→ TASK PROMPT
Without the pictures, repeat all of the data exactly as it appears below.

→ DATA
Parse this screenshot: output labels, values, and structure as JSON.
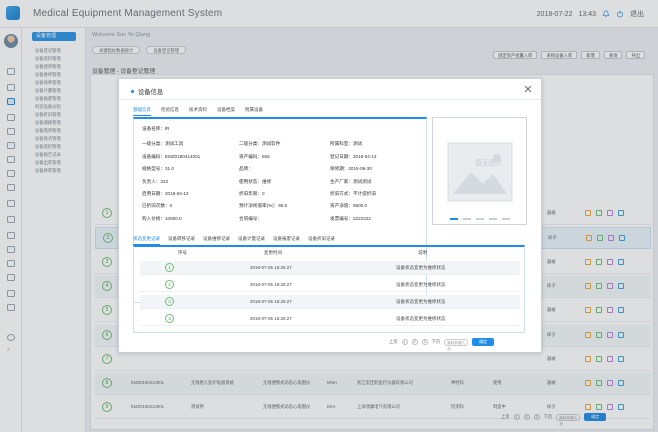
{
  "header": {
    "title": "Medical Equipment Management System",
    "date": "2018-07-22",
    "time": "13:43",
    "logout": "退出"
  },
  "menu": {
    "head": "设备管理",
    "items": [
      "设备登记管理",
      "设备资料管理",
      "设备使用管理",
      "设备维修管理",
      "设备保养管理",
      "设备计量管理",
      "设备报废管理",
      "科室设备分配",
      "设备折旧管理",
      "设备调拨管理",
      "设备借用管理",
      "设备盘点管理",
      "设备巡检管理",
      "设备报告记录",
      "设备出库管理",
      "设备移库管理"
    ]
  },
  "main": {
    "welcome": "Welcome Sun Ye Qiang",
    "tabs": [
      "关键指标数据统计",
      "设备登记管理"
    ],
    "breadcrumb": "设备管理 - 设备登记管理",
    "toolbar": [
      "固定资产批量入库",
      "采购设备入库",
      "新增",
      "查询",
      "导出"
    ],
    "rows": [
      {
        "no": "1",
        "code": "",
        "name": "",
        "type": "",
        "brand": "",
        "maker": "",
        "dept": "",
        "status": "",
        "cls": "器械"
      },
      {
        "no": "2",
        "code": "",
        "name": "",
        "type": "",
        "brand": "",
        "maker": "",
        "dept": "",
        "status": "",
        "cls": "样子"
      },
      {
        "no": "3",
        "code": "",
        "name": "",
        "type": "",
        "brand": "",
        "maker": "",
        "dept": "",
        "status": "",
        "cls": "器械"
      },
      {
        "no": "4",
        "code": "",
        "name": "",
        "type": "",
        "brand": "",
        "maker": "",
        "dept": "",
        "status": "",
        "cls": "样子"
      },
      {
        "no": "5",
        "code": "",
        "name": "",
        "type": "",
        "brand": "",
        "maker": "",
        "dept": "",
        "status": "",
        "cls": "器械"
      },
      {
        "no": "6",
        "code": "",
        "name": "",
        "type": "",
        "brand": "",
        "maker": "",
        "dept": "",
        "status": "",
        "cls": "样子"
      },
      {
        "no": "7",
        "code": "",
        "name": "",
        "type": "",
        "brand": "",
        "maker": "",
        "dept": "",
        "status": "",
        "cls": "器械"
      },
      {
        "no": "8",
        "code": "EMZ0180414001",
        "name": "无线胎儿监护电极系统",
        "type": "无线便携式动态心电图仪",
        "brand": "MNH",
        "maker": "浙江宏佳利医疗仪器有限公司",
        "dept": "神经科",
        "status": "使用",
        "cls": "器械"
      },
      {
        "no": "9",
        "code": "EMZ0180414001",
        "name": "测试用",
        "type": "无线便携式动态心电图仪",
        "brand": "EKA",
        "maker": "上海领康电气有限公司",
        "dept": "检测科",
        "status": "制造中",
        "cls": "样子"
      }
    ],
    "pager": {
      "prev": "上页",
      "next": "下页",
      "pages": [
        "1",
        "2",
        "3"
      ],
      "placeholder": "跳转到第几页",
      "go": "确定"
    }
  },
  "modal": {
    "title": "设备信息",
    "tabs": [
      "基础信息",
      "检验信息",
      "技术资料",
      "设备档案",
      "附属设备"
    ],
    "info": [
      [
        "设备名称：lR",
        "",
        ""
      ],
      [
        "一级分类：测试工具",
        "二级分类：测试软件",
        "所属科室：测试"
      ],
      [
        "设备编码：EMZ0180414001",
        "资产编码：555",
        "登记日期：2018-04-13"
      ],
      [
        "规格型号：31.0",
        "品牌：",
        "保修期：2018-09-30"
      ],
      [
        "负责人：333",
        "使用状态：维修",
        "生产厂家：测试测试"
      ],
      [
        "启用日期：2018-04-13",
        "折旧年限：0",
        "折旧方式：不计提折旧"
      ],
      [
        "已折旧次数：0",
        "预计净残值率(%)：95.0",
        "资产净值：9500.0"
      ],
      [
        "购入价格：10000.0",
        "合同编号：",
        "发票编号：2222222"
      ]
    ],
    "image_placeholder": "暂无图片",
    "history_tabs": [
      "状态变更记录",
      "设备转移记录",
      "设备维修记录",
      "设备计量记录",
      "设备报废记录",
      "设备折旧记录"
    ],
    "history_headers": [
      "序号",
      "变更时间",
      "说明"
    ],
    "history": [
      {
        "no": "1",
        "time": "2018-07-05 16:26:27",
        "desc": "设备状态变更为维修状态"
      },
      {
        "no": "2",
        "time": "2018-07-05 16:26:27",
        "desc": "设备状态变更为维修状态"
      },
      {
        "no": "3",
        "time": "2018-07-05 16:26:27",
        "desc": "设备状态变更为维修状态"
      },
      {
        "no": "4",
        "time": "2018-07-05 16:26:27",
        "desc": "设备状态变更为维修状态"
      }
    ],
    "pager": {
      "prev": "上页",
      "next": "下页",
      "pages": [
        "1",
        "2",
        "3"
      ],
      "placeholder": "跳转到第几页",
      "go": "确定"
    }
  },
  "colors": {
    "accent": "#1f8ce6",
    "ok": "#6fbf73"
  }
}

→ OUTPUT BELOW
Parse this screenshot: output labels, values, and structure as JSON.
{
  "header": {
    "title": "Medical Equipment Management System",
    "date": "2018-07-22",
    "time": "13:43",
    "logout": "退出"
  },
  "menu": {
    "head": "设备管理",
    "items": [
      "设备登记管理",
      "设备资料管理",
      "设备使用管理",
      "设备维修管理",
      "设备保养管理",
      "设备计量管理",
      "设备报废管理",
      "科室设备分配",
      "设备折旧管理",
      "设备调拨管理",
      "设备借用管理",
      "设备盘点管理",
      "设备巡检管理",
      "设备报告记录",
      "设备出库管理",
      "设备移库管理"
    ]
  },
  "main": {
    "welcome": "Welcome Sun Ye Qiang",
    "tabs": [
      "关键指标数据统计",
      "设备登记管理"
    ],
    "breadcrumb": "设备管理 - 设备登记管理",
    "toolbar": [
      "固定资产批量入库",
      "采购设备入库",
      "新增",
      "查询",
      "导出"
    ],
    "rows": [
      {
        "no": "1",
        "code": "",
        "name": "",
        "type": "",
        "brand": "",
        "maker": "",
        "dept": "",
        "status": "",
        "cls": "器械"
      },
      {
        "no": "2",
        "code": "",
        "name": "",
        "type": "",
        "brand": "",
        "maker": "",
        "dept": "",
        "status": "",
        "cls": "样子"
      },
      {
        "no": "3",
        "code": "",
        "name": "",
        "type": "",
        "brand": "",
        "maker": "",
        "dept": "",
        "status": "",
        "cls": "器械"
      },
      {
        "no": "4",
        "code": "",
        "name": "",
        "type": "",
        "brand": "",
        "maker": "",
        "dept": "",
        "status": "",
        "cls": "样子"
      },
      {
        "no": "5",
        "code": "",
        "name": "",
        "type": "",
        "brand": "",
        "maker": "",
        "dept": "",
        "status": "",
        "cls": "器械"
      },
      {
        "no": "6",
        "code": "",
        "name": "",
        "type": "",
        "brand": "",
        "maker": "",
        "dept": "",
        "status": "",
        "cls": "样子"
      },
      {
        "no": "7",
        "code": "",
        "name": "",
        "type": "",
        "brand": "",
        "maker": "",
        "dept": "",
        "status": "",
        "cls": "器械"
      },
      {
        "no": "8",
        "code": "EMZ0180414001",
        "name": "无线胎儿监护电极系统",
        "type": "无线便携式动态心电图仪",
        "brand": "MNH",
        "maker": "浙江宏佳利医疗仪器有限公司",
        "dept": "神经科",
        "status": "使用",
        "cls": "器械"
      },
      {
        "no": "9",
        "code": "EMZ0180414001",
        "name": "测试用",
        "type": "无线便携式动态心电图仪",
        "brand": "EKA",
        "maker": "上海领康电气有限公司",
        "dept": "检测科",
        "status": "制造中",
        "cls": "样子"
      }
    ],
    "pager": {
      "prev": "上页",
      "next": "下页",
      "pages": [
        "1",
        "2",
        "3"
      ],
      "placeholder": "跳转到第几页",
      "go": "确定"
    }
  },
  "modal": {
    "title": "设备信息",
    "tabs": [
      "基础信息",
      "检验信息",
      "技术资料",
      "设备档案",
      "附属设备"
    ],
    "info": [
      [
        "设备名称：lR",
        "",
        ""
      ],
      [
        "一级分类：测试工具",
        "二级分类：测试软件",
        "所属科室：测试"
      ],
      [
        "设备编码：EMZ0180414001",
        "资产编码：555",
        "登记日期：2018-04-13"
      ],
      [
        "规格型号：31.0",
        "品牌：",
        "保修期：2018-09-30"
      ],
      [
        "负责人：333",
        "使用状态：维修",
        "生产厂家：测试测试"
      ],
      [
        "启用日期：2018-04-13",
        "折旧年限：0",
        "折旧方式：不计提折旧"
      ],
      [
        "已折旧次数：0",
        "预计净残值率(%)：95.0",
        "资产净值：9500.0"
      ],
      [
        "购入价格：10000.0",
        "合同编号：",
        "发票编号：2222222"
      ]
    ],
    "image_placeholder": "暂无图片",
    "history_tabs": [
      "状态变更记录",
      "设备转移记录",
      "设备维修记录",
      "设备计量记录",
      "设备报废记录",
      "设备折旧记录"
    ],
    "history_headers": [
      "序号",
      "变更时间",
      "说明"
    ],
    "history": [
      {
        "no": "1",
        "time": "2018-07-05 16:26:27",
        "desc": "设备状态变更为维修状态"
      },
      {
        "no": "2",
        "time": "2018-07-05 16:26:27",
        "desc": "设备状态变更为维修状态"
      },
      {
        "no": "3",
        "time": "2018-07-05 16:26:27",
        "desc": "设备状态变更为维修状态"
      },
      {
        "no": "4",
        "time": "2018-07-05 16:26:27",
        "desc": "设备状态变更为维修状态"
      }
    ],
    "pager": {
      "prev": "上页",
      "next": "下页",
      "pages": [
        "1",
        "2",
        "3"
      ],
      "placeholder": "跳转到第几页",
      "go": "确定"
    }
  },
  "colors": {
    "accent": "#1f8ce6",
    "ok": "#6fbf73"
  }
}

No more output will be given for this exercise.